Search each line below for "icon", then return the lines where it appears.

## Supplied data
----

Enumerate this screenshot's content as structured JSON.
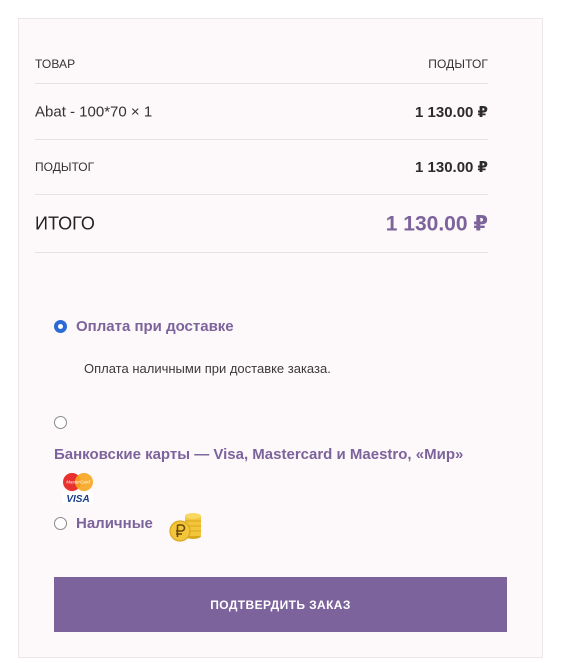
{
  "order_table": {
    "header": {
      "product": "ТОВАР",
      "subtotal": "ПОДЫТОГ"
    },
    "items": [
      {
        "name": "Abat - 100*70  × 1",
        "price": "1 130.00 ₽"
      }
    ],
    "subtotal": {
      "label": "ПОДЫТОГ",
      "value": "1 130.00 ₽"
    },
    "total": {
      "label": "ИТОГО",
      "value": "1 130.00 ₽"
    }
  },
  "payment_methods": [
    {
      "label": "Оплата при доставке",
      "description": "Оплата наличными при доставке заказа.",
      "selected": true,
      "icon": "none"
    },
    {
      "label": "Банковские карты — Visa, Mastercard и Maestro, «Мир»",
      "selected": false,
      "icon": "mastercard-visa-icon",
      "card_brands": {
        "mastercard": "MasterCard",
        "visa": "VISA"
      }
    },
    {
      "label": "Наличные",
      "selected": false,
      "icon": "ruble-coins-icon"
    }
  ],
  "confirm_button": {
    "label": "ПОДТВЕРДИТЬ ЗАКАЗ"
  },
  "colors": {
    "accent": "#7d639c",
    "radio_selected": "#2b6bd6",
    "panel_bg": "#fdf8fa"
  }
}
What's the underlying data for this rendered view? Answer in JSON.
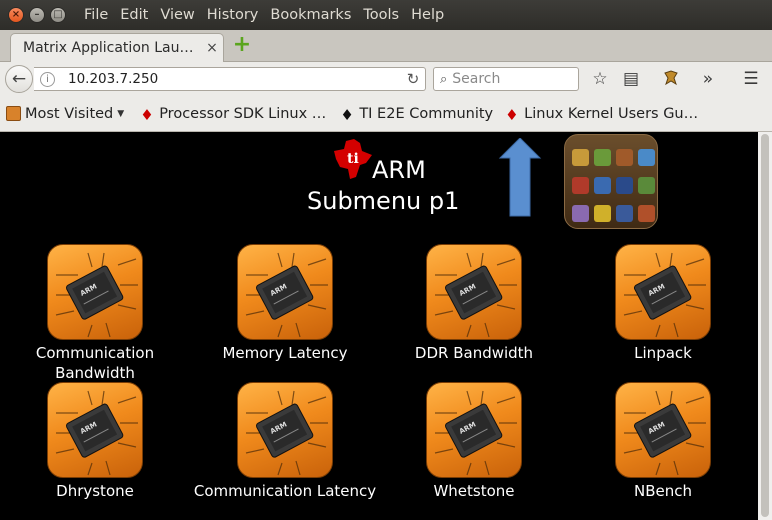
{
  "menubar": {
    "items": [
      "File",
      "Edit",
      "View",
      "History",
      "Bookmarks",
      "Tools",
      "Help"
    ]
  },
  "tab": {
    "title": "Matrix Application Lau…",
    "close": "×",
    "new_tab": "+"
  },
  "navbar": {
    "url": "10.203.7.250",
    "search_placeholder": "Search"
  },
  "bookmarks": [
    {
      "label": "Most Visited",
      "icon": "folder-icon"
    },
    {
      "label": "Processor SDK Linux …",
      "icon": "ti-logo-icon"
    },
    {
      "label": "TI E2E Community",
      "icon": "ti-logo-icon"
    },
    {
      "label": "Linux Kernel Users Gu…",
      "icon": "ti-logo-icon"
    }
  ],
  "page": {
    "title_line1": "ARM",
    "title_line2": "Submenu p1",
    "apps": [
      {
        "label": "Communication Bandwidth"
      },
      {
        "label": "Memory Latency"
      },
      {
        "label": "DDR Bandwidth"
      },
      {
        "label": "Linpack"
      },
      {
        "label": "Dhrystone"
      },
      {
        "label": "Communication Latency"
      },
      {
        "label": "Whetstone"
      },
      {
        "label": "NBench"
      }
    ]
  },
  "colors": {
    "accent_orange": "#f08a1c",
    "ti_red": "#cc0000",
    "arrow_blue": "#5a8fd0"
  }
}
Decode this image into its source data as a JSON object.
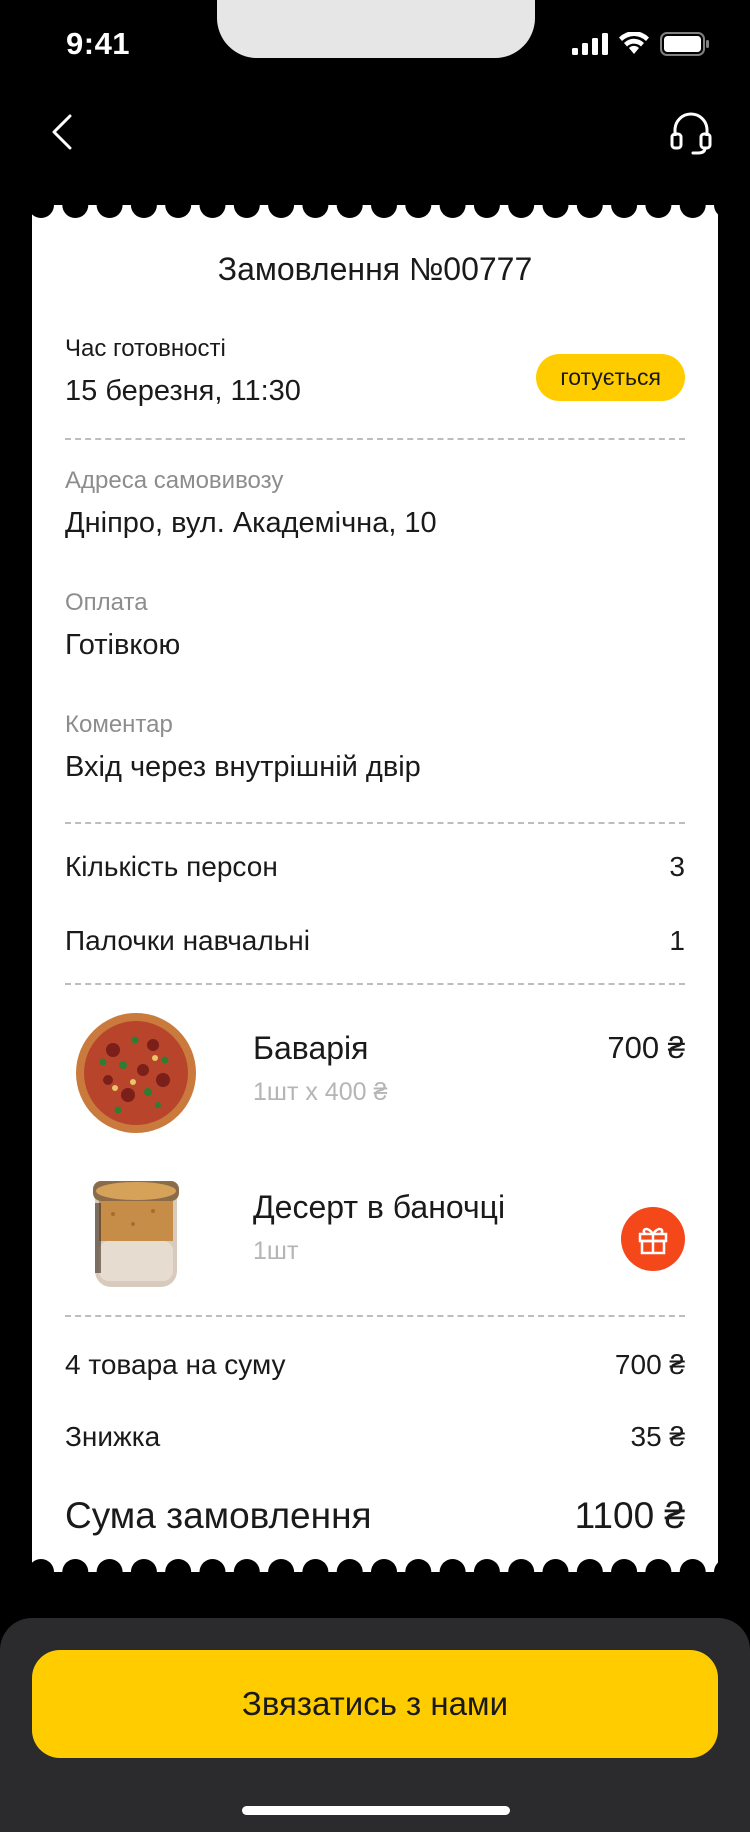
{
  "status_bar": {
    "time": "9:41"
  },
  "order": {
    "title": "Замовлення №00777",
    "ready_time_label": "Час готовності",
    "ready_time_value": "15 березня, 11:30",
    "status_badge": "готується",
    "pickup_label": "Адреса самовивозу",
    "pickup_value": "Дніпро, вул. Академічна, 10",
    "payment_label": "Оплата",
    "payment_value": "Готівкою",
    "comment_label": "Коментар",
    "comment_value": "Вхід через внутрішній двір"
  },
  "extras": [
    {
      "label": "Кількість персон",
      "value": "3"
    },
    {
      "label": "Палочки навчальні",
      "value": "1"
    }
  ],
  "items": [
    {
      "name": "Баварія",
      "sub": "1шт х 400 ₴",
      "price": "700 ₴",
      "image": "pizza-image"
    },
    {
      "name": "Десерт в баночці",
      "sub": "1шт",
      "gift": "gift-icon",
      "image": "dessert-jar-image"
    }
  ],
  "summary": {
    "goods_label": "4 товара на суму",
    "goods_value": "700 ₴",
    "discount_label": "Знижка",
    "discount_value": "35 ₴",
    "total_label": "Сума замовлення",
    "total_value": "1100 ₴"
  },
  "cta_label": "Звязатись з нами",
  "colors": {
    "accent": "#ffcc00",
    "gift": "#f4471a",
    "background": "#000000",
    "sheet": "#2b2b2d"
  }
}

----

## Task solution
      "icon": "none"
      "icon": "mastercard-visa-icon",
      "icon": "ruble-coins-icon"
      "icon": "folder-icon"
      "icon": "ti-logo-icon"
      "icon": "ti-logo-icon"
      "icon": "ti-logo-icon"
      "gift": "gift-icon",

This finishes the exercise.